**Work instruction:**
Please return every line from the entries that has the string "this" in it.

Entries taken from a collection
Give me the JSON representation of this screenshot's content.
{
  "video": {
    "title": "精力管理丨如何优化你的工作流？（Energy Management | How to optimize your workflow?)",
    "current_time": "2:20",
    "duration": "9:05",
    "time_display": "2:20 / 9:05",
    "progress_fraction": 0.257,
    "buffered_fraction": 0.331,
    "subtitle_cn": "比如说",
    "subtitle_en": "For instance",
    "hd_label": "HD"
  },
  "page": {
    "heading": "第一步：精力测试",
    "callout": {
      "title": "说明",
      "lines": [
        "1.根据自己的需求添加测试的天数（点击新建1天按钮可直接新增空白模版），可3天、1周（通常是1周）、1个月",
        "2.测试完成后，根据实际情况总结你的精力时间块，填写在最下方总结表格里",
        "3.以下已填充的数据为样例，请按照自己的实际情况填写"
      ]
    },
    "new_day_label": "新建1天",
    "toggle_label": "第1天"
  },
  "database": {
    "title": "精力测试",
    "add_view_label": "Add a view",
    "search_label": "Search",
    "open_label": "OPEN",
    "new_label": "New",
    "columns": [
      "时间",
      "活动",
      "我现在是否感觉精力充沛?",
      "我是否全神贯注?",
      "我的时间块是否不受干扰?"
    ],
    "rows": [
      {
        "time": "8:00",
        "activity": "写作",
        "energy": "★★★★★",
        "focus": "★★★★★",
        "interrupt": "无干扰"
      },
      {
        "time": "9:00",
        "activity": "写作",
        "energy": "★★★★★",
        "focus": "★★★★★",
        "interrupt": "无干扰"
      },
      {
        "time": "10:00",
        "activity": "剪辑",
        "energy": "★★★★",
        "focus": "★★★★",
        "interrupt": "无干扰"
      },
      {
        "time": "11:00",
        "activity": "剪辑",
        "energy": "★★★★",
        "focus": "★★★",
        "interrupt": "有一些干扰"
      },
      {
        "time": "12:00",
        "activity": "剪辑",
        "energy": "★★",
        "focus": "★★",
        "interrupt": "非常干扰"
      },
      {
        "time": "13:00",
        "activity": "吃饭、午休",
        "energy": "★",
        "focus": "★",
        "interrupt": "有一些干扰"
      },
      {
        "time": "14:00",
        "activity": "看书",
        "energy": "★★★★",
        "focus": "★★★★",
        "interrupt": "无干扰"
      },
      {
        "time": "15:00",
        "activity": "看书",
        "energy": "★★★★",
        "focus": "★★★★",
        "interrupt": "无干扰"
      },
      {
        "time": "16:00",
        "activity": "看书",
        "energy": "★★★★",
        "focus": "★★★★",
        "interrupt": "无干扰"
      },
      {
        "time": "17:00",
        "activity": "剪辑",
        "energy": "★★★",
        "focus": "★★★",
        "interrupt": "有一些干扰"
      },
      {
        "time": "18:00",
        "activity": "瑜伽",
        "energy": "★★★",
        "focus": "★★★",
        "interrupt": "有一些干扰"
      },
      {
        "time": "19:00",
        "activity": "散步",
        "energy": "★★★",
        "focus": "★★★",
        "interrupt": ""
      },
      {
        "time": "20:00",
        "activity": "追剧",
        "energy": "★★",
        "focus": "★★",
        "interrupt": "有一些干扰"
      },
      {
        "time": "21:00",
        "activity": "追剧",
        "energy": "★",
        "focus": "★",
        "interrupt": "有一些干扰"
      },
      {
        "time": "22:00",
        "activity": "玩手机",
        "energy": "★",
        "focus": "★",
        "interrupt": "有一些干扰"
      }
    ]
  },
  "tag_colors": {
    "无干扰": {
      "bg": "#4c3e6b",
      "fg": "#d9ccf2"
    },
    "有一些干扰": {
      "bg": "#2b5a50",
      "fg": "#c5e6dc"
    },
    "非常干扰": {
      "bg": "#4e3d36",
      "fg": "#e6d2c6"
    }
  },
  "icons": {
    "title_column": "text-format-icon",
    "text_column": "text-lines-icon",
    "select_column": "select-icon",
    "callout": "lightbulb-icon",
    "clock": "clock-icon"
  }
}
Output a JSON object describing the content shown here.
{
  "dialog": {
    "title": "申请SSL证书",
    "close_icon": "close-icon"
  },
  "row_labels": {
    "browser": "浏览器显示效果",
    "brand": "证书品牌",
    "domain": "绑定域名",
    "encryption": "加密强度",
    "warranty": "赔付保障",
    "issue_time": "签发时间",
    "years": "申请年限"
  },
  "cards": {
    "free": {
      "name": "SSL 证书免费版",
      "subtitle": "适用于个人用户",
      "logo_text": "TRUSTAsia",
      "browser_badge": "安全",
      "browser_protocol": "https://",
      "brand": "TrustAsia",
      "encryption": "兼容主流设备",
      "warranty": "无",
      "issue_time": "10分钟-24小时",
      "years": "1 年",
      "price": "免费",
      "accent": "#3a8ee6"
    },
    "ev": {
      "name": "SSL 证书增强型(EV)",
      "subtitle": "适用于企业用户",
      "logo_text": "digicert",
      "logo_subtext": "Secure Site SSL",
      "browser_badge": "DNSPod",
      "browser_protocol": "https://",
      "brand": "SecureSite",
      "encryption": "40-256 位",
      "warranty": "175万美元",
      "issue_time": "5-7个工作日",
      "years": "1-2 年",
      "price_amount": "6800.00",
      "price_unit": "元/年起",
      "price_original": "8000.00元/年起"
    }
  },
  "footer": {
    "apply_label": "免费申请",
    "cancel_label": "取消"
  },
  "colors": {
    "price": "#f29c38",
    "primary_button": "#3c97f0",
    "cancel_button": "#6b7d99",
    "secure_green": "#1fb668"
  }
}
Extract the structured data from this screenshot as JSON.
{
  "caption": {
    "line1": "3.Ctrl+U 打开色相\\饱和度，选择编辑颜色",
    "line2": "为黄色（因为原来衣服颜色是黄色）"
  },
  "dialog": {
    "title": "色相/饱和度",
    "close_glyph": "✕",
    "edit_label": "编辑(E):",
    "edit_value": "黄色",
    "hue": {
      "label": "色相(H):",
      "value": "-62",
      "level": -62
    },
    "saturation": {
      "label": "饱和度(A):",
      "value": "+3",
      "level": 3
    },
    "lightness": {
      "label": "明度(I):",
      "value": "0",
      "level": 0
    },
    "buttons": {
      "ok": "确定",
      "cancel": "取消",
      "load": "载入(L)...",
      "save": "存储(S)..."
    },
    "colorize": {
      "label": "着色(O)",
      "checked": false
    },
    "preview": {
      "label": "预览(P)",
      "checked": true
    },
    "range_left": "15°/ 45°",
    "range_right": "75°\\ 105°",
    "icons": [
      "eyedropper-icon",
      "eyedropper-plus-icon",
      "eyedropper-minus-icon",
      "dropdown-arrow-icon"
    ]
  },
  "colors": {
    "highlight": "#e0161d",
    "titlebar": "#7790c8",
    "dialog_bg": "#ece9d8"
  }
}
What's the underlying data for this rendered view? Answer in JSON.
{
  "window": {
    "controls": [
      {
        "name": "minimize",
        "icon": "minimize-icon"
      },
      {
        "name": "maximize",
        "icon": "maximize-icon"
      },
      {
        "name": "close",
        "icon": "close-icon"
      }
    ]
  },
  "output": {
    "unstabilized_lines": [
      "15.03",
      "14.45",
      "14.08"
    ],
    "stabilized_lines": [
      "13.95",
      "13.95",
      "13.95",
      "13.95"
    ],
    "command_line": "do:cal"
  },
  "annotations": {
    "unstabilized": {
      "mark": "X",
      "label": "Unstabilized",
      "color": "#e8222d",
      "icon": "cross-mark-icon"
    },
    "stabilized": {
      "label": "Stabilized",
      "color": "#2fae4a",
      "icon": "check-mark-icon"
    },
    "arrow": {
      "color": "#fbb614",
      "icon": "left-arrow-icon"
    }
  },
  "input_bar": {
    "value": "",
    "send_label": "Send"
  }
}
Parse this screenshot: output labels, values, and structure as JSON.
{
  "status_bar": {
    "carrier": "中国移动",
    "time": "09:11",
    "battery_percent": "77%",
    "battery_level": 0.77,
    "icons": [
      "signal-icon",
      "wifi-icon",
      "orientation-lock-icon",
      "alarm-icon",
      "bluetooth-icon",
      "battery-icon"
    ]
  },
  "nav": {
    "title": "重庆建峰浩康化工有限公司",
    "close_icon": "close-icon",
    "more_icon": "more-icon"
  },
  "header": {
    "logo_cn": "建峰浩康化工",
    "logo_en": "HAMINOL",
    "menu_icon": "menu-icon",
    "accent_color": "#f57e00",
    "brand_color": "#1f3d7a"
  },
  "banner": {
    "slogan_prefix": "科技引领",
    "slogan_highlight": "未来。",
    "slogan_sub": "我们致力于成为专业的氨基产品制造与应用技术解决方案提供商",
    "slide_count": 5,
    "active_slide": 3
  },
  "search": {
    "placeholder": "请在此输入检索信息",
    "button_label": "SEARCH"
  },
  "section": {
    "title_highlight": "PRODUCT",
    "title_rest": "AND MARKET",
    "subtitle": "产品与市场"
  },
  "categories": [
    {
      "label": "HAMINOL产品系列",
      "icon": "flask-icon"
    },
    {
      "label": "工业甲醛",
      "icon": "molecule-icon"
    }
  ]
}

**Answer:**
Give me the JSON representation of this screenshot's content.
Extract the structured data from this screenshot as JSON.
What's the underlying data for this rendered view? Answer in JSON.
Parse this screenshot: output labels, values, and structure as JSON.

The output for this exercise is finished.